When we teach, there is always a lot of pressure to get the kids on a path to excel. We are happy to help the kids reach their true potential, as long as they’re having fun. The Robocup CoSpace Rescue challenge is built like a game, and so the platform lends itself to a fun-filled curriculum with a built-in drive to success (and win the game!).
The kids showed great aptitude in this league, as they clinched first, second, and sometimes even third places (not officially allowed by competition guidelines) in the various fixtures and age groups. We are looking to establish a more formal partnership with the Robocup league organizers to provide our original curriculum, based on the CoSpace challenge, to more schools in Singapore. And make the 10th Singapore Open a great success next year.
One pet peeve, our secondary school teams who joined the more competitive RCJ league faced major challenges from Junior Colleges, and so the Under 19 category is going to be quite impossible to surmount – and the coveted spot to represent Singapore internationally quite out of reach…
Kudos to element14 for their work on growing their community of makers and educators. I happened on their Great micro:bit Education Giveaway publication while looking for out-of-stock micro:bits packages. I had a compelling story about our work with at-risk youth at Boys’ Town and Muhammadiya Welfare Home, and now we have a bunch of micro:bits we can use to do more good!
We are contacting our non-profit partners to find a good home for the micro:bit Club pack, before the year-end holiday season.
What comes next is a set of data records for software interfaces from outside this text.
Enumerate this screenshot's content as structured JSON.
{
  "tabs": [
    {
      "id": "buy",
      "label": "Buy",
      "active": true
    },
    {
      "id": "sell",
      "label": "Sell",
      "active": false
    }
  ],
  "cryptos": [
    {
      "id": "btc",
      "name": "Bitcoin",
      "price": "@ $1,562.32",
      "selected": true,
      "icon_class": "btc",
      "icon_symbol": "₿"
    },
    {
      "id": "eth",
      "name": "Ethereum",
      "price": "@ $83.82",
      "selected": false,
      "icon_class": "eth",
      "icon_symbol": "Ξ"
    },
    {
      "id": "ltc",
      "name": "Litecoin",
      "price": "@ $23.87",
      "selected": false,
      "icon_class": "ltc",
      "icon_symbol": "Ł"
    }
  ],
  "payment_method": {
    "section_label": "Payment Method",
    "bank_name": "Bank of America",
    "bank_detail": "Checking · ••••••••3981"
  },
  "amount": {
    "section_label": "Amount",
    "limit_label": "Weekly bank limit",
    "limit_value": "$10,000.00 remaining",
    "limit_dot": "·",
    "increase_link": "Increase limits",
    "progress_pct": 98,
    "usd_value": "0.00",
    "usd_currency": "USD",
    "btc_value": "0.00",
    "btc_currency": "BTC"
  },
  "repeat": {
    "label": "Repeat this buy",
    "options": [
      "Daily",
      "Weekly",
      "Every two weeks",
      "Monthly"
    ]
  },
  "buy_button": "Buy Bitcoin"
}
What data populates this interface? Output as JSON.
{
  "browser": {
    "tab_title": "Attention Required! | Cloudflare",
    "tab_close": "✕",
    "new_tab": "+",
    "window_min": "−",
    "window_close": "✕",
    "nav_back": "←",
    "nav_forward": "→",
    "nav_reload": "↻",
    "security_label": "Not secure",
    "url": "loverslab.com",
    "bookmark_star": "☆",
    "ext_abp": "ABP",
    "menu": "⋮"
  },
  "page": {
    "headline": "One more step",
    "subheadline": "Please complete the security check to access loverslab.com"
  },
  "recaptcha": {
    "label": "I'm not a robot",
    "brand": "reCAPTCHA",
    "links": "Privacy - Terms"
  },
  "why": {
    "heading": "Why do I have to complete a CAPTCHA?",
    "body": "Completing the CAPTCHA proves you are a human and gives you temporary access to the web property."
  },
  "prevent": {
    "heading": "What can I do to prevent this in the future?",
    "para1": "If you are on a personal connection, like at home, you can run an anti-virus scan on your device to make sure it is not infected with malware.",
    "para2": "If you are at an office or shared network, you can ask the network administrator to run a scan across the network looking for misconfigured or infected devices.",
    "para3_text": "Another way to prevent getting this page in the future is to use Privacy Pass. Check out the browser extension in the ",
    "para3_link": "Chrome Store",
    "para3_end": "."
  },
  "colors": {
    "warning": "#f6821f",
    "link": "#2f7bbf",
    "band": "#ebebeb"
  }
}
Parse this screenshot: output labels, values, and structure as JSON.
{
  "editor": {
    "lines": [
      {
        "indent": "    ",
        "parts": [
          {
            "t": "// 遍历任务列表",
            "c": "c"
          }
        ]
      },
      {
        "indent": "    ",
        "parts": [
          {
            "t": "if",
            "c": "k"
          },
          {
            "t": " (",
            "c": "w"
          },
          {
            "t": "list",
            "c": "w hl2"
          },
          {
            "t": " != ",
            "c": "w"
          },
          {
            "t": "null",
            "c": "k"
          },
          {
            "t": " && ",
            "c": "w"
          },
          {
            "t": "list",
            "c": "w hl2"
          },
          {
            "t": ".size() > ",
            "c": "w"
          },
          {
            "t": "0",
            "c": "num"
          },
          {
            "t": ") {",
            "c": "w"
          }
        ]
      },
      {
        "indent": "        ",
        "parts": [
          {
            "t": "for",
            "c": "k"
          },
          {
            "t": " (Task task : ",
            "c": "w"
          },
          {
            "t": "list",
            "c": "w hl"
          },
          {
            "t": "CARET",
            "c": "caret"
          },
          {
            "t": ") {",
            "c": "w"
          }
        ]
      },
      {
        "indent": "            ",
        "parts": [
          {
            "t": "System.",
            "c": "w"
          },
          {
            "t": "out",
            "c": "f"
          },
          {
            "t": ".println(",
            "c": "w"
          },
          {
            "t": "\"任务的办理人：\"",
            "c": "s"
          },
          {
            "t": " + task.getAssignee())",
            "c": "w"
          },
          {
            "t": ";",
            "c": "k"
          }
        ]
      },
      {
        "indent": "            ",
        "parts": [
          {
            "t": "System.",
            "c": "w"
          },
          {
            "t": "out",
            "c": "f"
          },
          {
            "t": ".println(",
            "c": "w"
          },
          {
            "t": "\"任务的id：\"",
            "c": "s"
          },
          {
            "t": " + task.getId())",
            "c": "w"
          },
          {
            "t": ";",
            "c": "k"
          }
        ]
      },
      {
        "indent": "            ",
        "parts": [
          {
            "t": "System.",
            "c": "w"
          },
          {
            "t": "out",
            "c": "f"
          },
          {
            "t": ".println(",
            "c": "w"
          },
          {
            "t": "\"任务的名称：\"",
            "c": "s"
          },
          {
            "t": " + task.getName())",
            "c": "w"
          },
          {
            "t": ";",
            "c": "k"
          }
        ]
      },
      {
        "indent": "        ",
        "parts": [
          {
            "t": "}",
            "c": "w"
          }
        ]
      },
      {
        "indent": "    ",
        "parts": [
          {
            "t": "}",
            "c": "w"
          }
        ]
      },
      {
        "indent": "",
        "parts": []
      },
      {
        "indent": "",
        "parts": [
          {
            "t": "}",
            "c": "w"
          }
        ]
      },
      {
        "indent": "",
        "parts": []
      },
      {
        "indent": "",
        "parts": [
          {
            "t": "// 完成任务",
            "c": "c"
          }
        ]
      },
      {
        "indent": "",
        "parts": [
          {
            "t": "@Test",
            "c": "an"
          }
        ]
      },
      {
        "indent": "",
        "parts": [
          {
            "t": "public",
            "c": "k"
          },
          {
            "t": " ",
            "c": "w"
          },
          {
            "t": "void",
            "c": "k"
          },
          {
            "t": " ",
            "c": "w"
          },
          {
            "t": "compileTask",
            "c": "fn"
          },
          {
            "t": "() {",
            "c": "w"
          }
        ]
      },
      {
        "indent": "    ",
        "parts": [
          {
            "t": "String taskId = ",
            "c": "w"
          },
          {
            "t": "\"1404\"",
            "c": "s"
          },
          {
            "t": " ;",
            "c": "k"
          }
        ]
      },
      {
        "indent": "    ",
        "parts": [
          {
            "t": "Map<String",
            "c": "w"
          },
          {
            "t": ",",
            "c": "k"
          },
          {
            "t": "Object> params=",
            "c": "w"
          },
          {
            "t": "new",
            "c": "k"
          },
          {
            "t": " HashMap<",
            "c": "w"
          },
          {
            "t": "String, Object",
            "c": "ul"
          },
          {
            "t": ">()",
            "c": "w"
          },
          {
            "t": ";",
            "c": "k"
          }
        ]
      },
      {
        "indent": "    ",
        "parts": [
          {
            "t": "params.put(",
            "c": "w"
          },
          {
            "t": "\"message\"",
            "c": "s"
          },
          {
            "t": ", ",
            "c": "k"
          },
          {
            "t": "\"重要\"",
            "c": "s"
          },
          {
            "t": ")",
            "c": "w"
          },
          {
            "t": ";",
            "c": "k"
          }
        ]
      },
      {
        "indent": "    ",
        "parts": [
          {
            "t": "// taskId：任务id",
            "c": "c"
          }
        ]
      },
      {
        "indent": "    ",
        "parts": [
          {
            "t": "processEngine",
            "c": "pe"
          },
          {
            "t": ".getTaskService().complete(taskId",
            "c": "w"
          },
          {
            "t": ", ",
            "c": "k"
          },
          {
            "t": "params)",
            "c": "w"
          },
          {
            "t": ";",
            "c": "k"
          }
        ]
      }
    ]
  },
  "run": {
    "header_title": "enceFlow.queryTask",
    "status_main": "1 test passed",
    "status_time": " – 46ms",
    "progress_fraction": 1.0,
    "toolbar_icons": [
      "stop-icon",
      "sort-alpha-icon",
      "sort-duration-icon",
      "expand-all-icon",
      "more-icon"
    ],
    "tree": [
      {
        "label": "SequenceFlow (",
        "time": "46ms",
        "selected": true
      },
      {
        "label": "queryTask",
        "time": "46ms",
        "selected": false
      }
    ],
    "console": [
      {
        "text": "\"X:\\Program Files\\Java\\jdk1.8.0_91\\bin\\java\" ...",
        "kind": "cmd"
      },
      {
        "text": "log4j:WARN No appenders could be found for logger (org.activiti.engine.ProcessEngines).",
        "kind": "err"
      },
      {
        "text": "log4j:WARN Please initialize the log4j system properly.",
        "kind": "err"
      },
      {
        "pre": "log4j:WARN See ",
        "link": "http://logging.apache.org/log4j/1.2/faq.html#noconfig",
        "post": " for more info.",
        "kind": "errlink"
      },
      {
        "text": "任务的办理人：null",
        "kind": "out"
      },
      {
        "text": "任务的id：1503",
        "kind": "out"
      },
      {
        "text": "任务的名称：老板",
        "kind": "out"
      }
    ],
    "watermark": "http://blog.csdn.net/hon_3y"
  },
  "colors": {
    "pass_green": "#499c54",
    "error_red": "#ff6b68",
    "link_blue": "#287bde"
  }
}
Earlier this year our friends at Tinkertanker contacted us with a sort of unsolicited welcome to the Tech Education marketplace. We really appreciated that professional courtesy. And we’ve been collaborating with them on several projects ever since, teaching Secondary level courses like Arduino and Python/Processing.
They also referred us to Camp Asia – a leading holiday camp and extracurricular activity provider run by Cognita, the owner of both Australian and Stamford American International Schools. We built up our relationship with Camp Asia, and now we will be participating more closely with them on their Tech Savvy offerings as their so-called Head Coaches for Creative Coding and Electronic MakerSpace – original curricula curated especially for this collaboration.
Throughout July and August we delivered our biggest educational program yet – a cohort of ~315 students for 10.5 hours of micro:bit-based, physical computing and making module following a sustainability and innovation contextual arc.
The kids got to explore all sorts of external electronic components, from simple LEDs to water pumps and servos, hygrometers and IR proximity sensors. It was a breadth-first bonanza, but the class sizes (1:40 ratio) and short session durations (1.5 hr) prevented us from really digging down, although at the end the kids were testing their own limits, which was great to see.
I think we could concentrate on something less open-ended and get better student participation rates, sacrificing our own interest and the rare oddballs who are best-suited for a more creative approach.
Kids’ final projects ranged from Bluetooth-powered messaging between multiple micro:bits, proximity-triggered security systems with buzzers and LEDs, and self-watering plants. The sustainability gambit colored all of the work and learning.
It was a labor of love, but boy was it labor. We sourced electrical components, packaged hundreds of kits, created a custom-tailored curriculum, and printed hundreds of personal worksheets & guides. This is about the largest I’d want to get for a while. Any bigger and I think we’d lose a sense of what we’re actually doing.